Fix my Arena and other thoughts

Like many other Boomers, I have been accused of Me-ism. You know, a focus on my own problems and little petty goals at the expense of the greater good.

There is a school of belief in some of the under-40s that all Boomers are little Baby Neros, fiddling away on their "personal goals" while Rome burns.

I am no Mother Teresa, admittedly. But I pretty firmly believe that some-where in the past decade there has been a sea change in this country that has much more to do with the cell-phone folks, under 50, than the Boomers.

Granted, I didn't really get much better, more selfless, more concerned with the less fortunate. But many of you got worse.

Our papers are full of stories about the Sonics and their rich, youngish yuppie owners demanding that we, the poor schmuck taxpayers - most of us shorter than 6-6, just about minimum size for a decent nonpower forward these days - pay for their gotta-have-it-refurbished-or-we-will-leave KeyArena.

This in a city where 12 schools are being closed and an estimated half-million-plus folks (in King County) don't have health insurance.

Let me be perfectly clear (oh, those nostalgically crooked dead Republicans had a way with words, eh?).

I care more about the schools - even though my kids graduated a decade ago from Nathan Hale - than I do about that little crying billionaire (a touching "60 Minutes" segment I hope you caught) Howie Schultz, and his greedy board members.

Read my lips (to quote another crooked old Republican, not dead yet, actually playing a lot of golf with a crooked, almost-old Democrat ex-president): Ultimately, Seattle's future depends on the kids who grow up here, not the corporate pirates who move here from elsewhere and rape the taxpayers.

And I care even more about all the sick and halt and lame and just plain crazy (ridden a Metro bus lately after dark?) - who can't afford to see a doctor, much less pay for a prescription - than every dotcom billionaire who ever passed through this wet vale of tears, or ever will.

Seattle, when I arrived here almost 25 years ago, offered the best of both worlds. There was opportunity for the ambitious, and there was a strong social support system for the unlucky.

But that was before the Hummer people took over, back when this place really was the home for some walk-the-talk activists. Not the current crop of antiwar folks who show up at hate-Bush rallies in brand-new, gas-hog SUVs.

Paul Allen, our local billionaire, and an all-around great guy according to the local dailies, can help Howie if Howie is so desperate. After all, by declaring bankruptcy in Portland to stiff that city, Allen, the second- or fourth-richest man in the world (who can still declare bankruptcy on a legal technicality), doesn't have to worry about closing schools or no health insurance. He can buy a school, so Paulie can help out his Bro Howie too.

Or let 'em move to Renton.

Good riddance.

SPEAKING OF health care, a study just published in the American Journal of Public Health reports the obvious: Canadians are in better health than Americans.
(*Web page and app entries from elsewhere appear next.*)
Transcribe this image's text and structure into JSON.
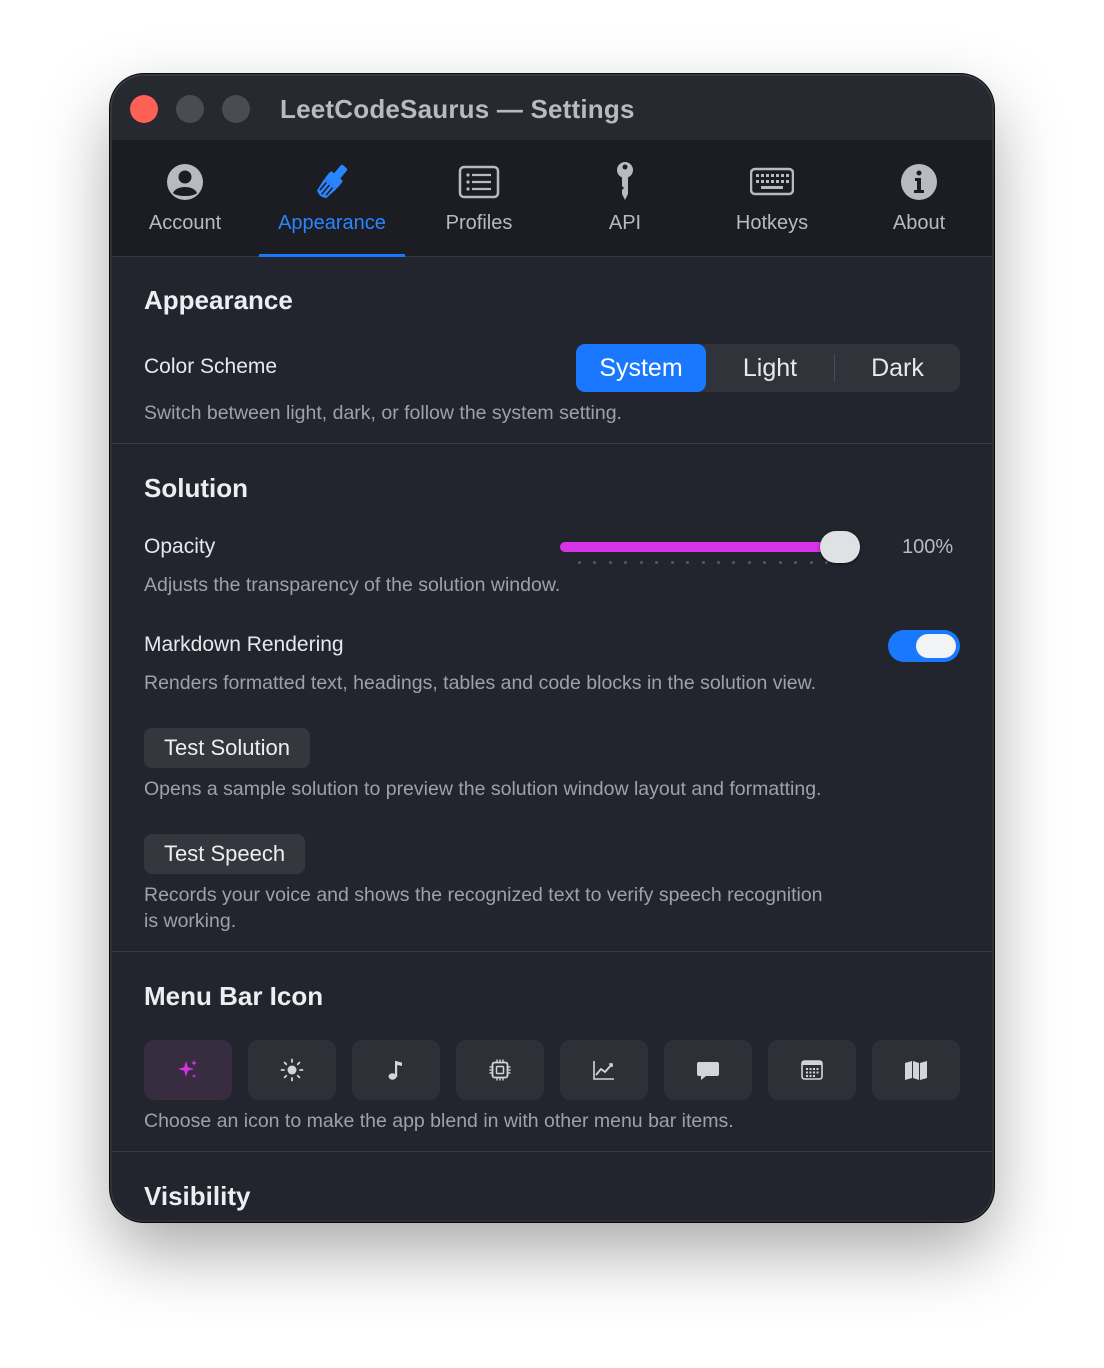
{
  "window": {
    "title": "LeetCodeSaurus — Settings"
  },
  "tabs": [
    {
      "label": "Account",
      "icon": "person-circle-icon"
    },
    {
      "label": "Appearance",
      "icon": "paintbrush-icon",
      "active": true
    },
    {
      "label": "Profiles",
      "icon": "list-icon"
    },
    {
      "label": "API",
      "icon": "key-icon"
    },
    {
      "label": "Hotkeys",
      "icon": "keyboard-icon"
    },
    {
      "label": "About",
      "icon": "info-icon"
    }
  ],
  "appearance": {
    "title": "Appearance",
    "color_scheme": {
      "label": "Color Scheme",
      "options": [
        "System",
        "Light",
        "Dark"
      ],
      "selected": "System",
      "description": "Switch between light, dark, or follow the system setting."
    }
  },
  "solution": {
    "title": "Solution",
    "opacity": {
      "label": "Opacity",
      "value": 1.0,
      "value_text": "100%",
      "description": "Adjusts the transparency of the solution window."
    },
    "markdown": {
      "label": "Markdown Rendering",
      "enabled": true,
      "description": "Renders formatted text, headings, tables and code blocks in the solution view."
    },
    "test_solution": {
      "label": "Test Solution",
      "description": "Opens a sample solution to preview the solution window layout and formatting."
    },
    "test_speech": {
      "label": "Test Speech",
      "description_line1": "Records your voice and shows the recognized text to verify speech recognition",
      "description_line2": "is working."
    }
  },
  "menu_bar_icon": {
    "title": "Menu Bar Icon",
    "icons": [
      "sparkles-icon",
      "sun-icon",
      "music-note-icon",
      "cpu-icon",
      "chart-line-icon",
      "speech-bubble-icon",
      "calendar-icon",
      "map-icon"
    ],
    "selected": "sparkles-icon",
    "description": "Choose an icon to make the app blend in with other menu bar items."
  },
  "visibility": {
    "title": "Visibility"
  },
  "colors": {
    "accent": "#1a78ff",
    "slider_fill": "#d634e6",
    "close_button": "#fe5f57"
  }
}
It seems that Canadians who are insured and Americans who are still insured have about equal rates of health. But America scores lower because of all the uninsured folks in this allegedly greatest country in the world, folks who can't afford to go to a doctor until they have to go to the emergency room.

Ten percent of Americans polled said there were medicines they needed but could not afford - double the rate of Canadians in the same leaky medical boat.
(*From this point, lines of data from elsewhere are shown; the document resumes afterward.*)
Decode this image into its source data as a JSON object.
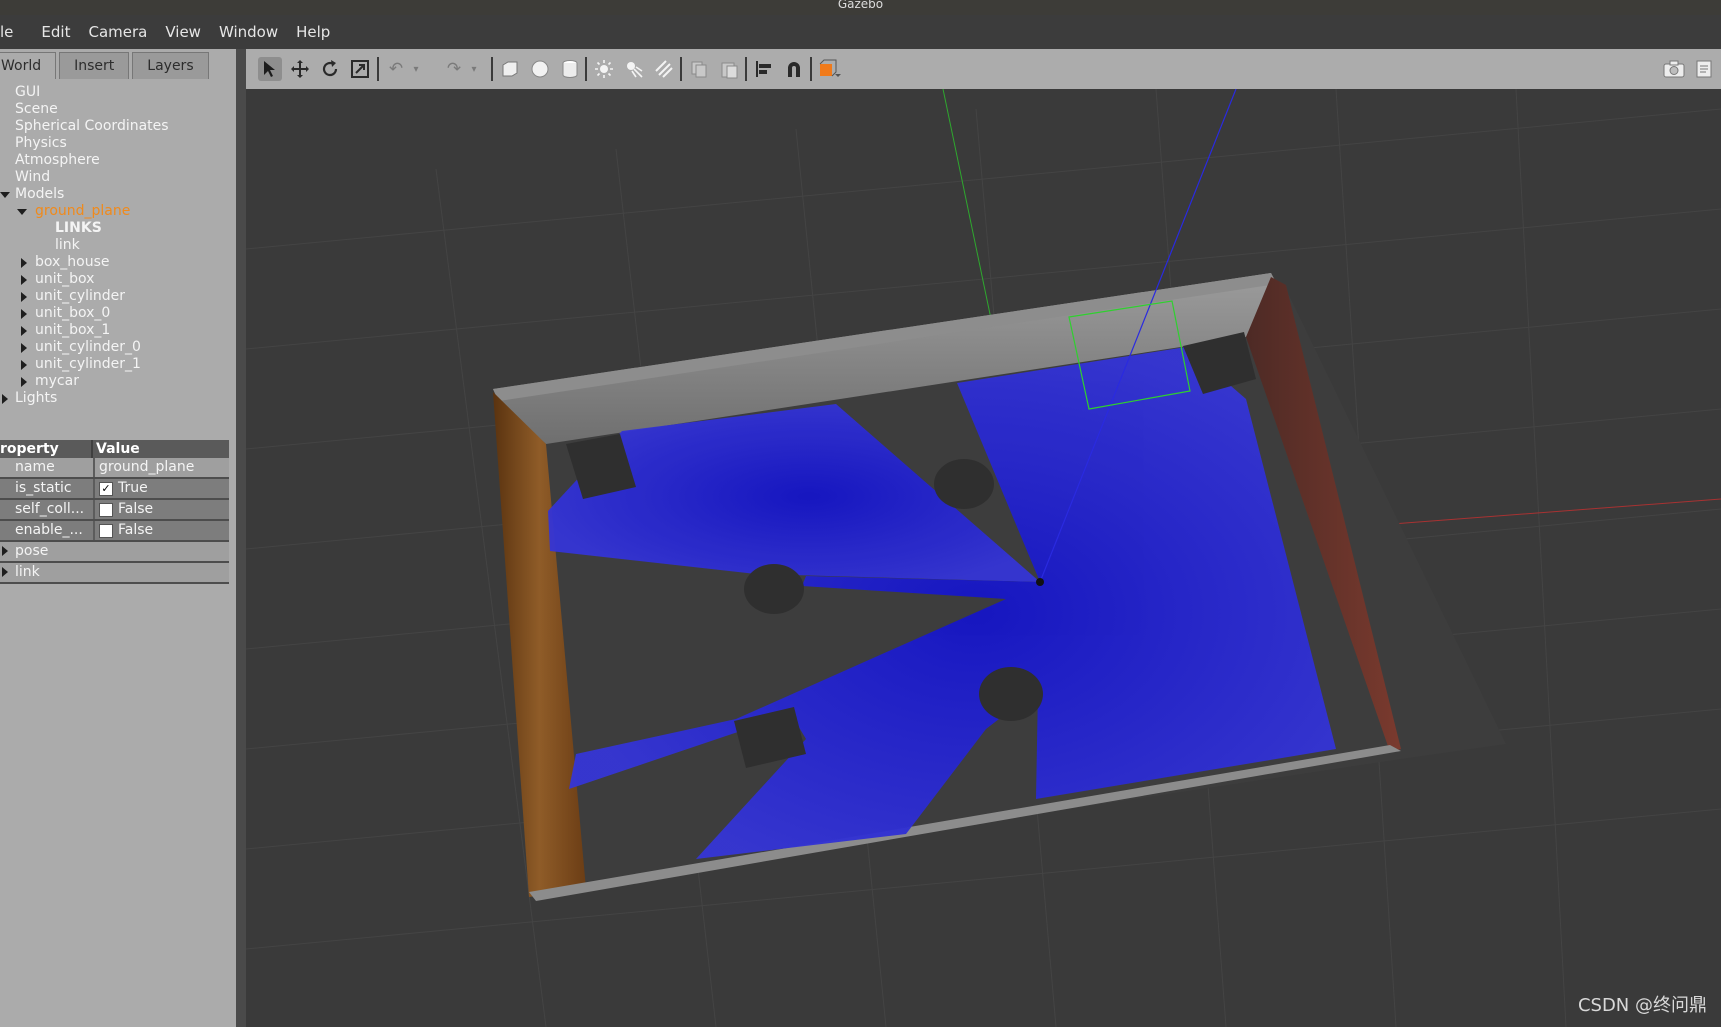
{
  "window": {
    "title": "Gazebo"
  },
  "menu": [
    "le",
    "Edit",
    "Camera",
    "View",
    "Window",
    "Help"
  ],
  "tabs": [
    "World",
    "Insert",
    "Layers"
  ],
  "tree": {
    "items": [
      "GUI",
      "Scene",
      "Spherical Coordinates",
      "Physics",
      "Atmosphere",
      "Wind"
    ],
    "models_label": "Models",
    "ground_plane": "ground_plane",
    "links_label": "LINKS",
    "link_label": "link",
    "models": [
      "box_house",
      "unit_box",
      "unit_cylinder",
      "unit_box_0",
      "unit_box_1",
      "unit_cylinder_0",
      "unit_cylinder_1",
      "mycar"
    ],
    "lights_label": "Lights"
  },
  "properties": {
    "header_key": "roperty",
    "header_val": "Value",
    "rows": [
      {
        "key": "name",
        "value": "ground_plane",
        "checkbox": false
      },
      {
        "key": "is_static",
        "value": "True",
        "checkbox": true,
        "checked": true
      },
      {
        "key": "self_coll...",
        "value": "False",
        "checkbox": true,
        "checked": false
      },
      {
        "key": "enable_...",
        "value": "False",
        "checkbox": true,
        "checked": false
      }
    ],
    "groups": [
      "pose",
      "link"
    ]
  },
  "watermark": "CSDN @终问鼎",
  "colors": {
    "selected": "#f08a1c",
    "laser": "#2b2bd8",
    "panel": "#ababab",
    "toolbar": "#acacac"
  }
}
Twenty-one percent of Americans polled said they were obese compared to 15 percent of Canucks polled.

Americans are 42 percent more likely to have diabetes, 32 percent more likely to have high blood pressure and 12 percent more likely to have arthritis.

"We are really falling behind other nations," said Dr. Steffie Woolhandler, a co-author of the study.

AND HOW ABOUT that news from Iraq!

If we aren't torturing imprisoned noncombatants who have never had a trial, we are killing civilians in the name of freedom right on the ground in Iraq.

It makes a patriot eager to get that thing in Iran started.

Pinhead and Rummy and Bad-Heart, Bad Faith Dick ain't afraid, so neither am I. We can't afford to provide health care to our sick and indigent, but we can go to war any damn where we please.

I'd like to see a poll first, though, of the other countries in the world, including our allies in Europe, just to see how many crazy folks actually fear America nowadays more than Iran or Iraq.

People living in the maw of a propagandistic state often don't see things quite like the rest of the world does. Might be interesting.

E-mail Dennis Wilken c/o

[[In-content Ad]]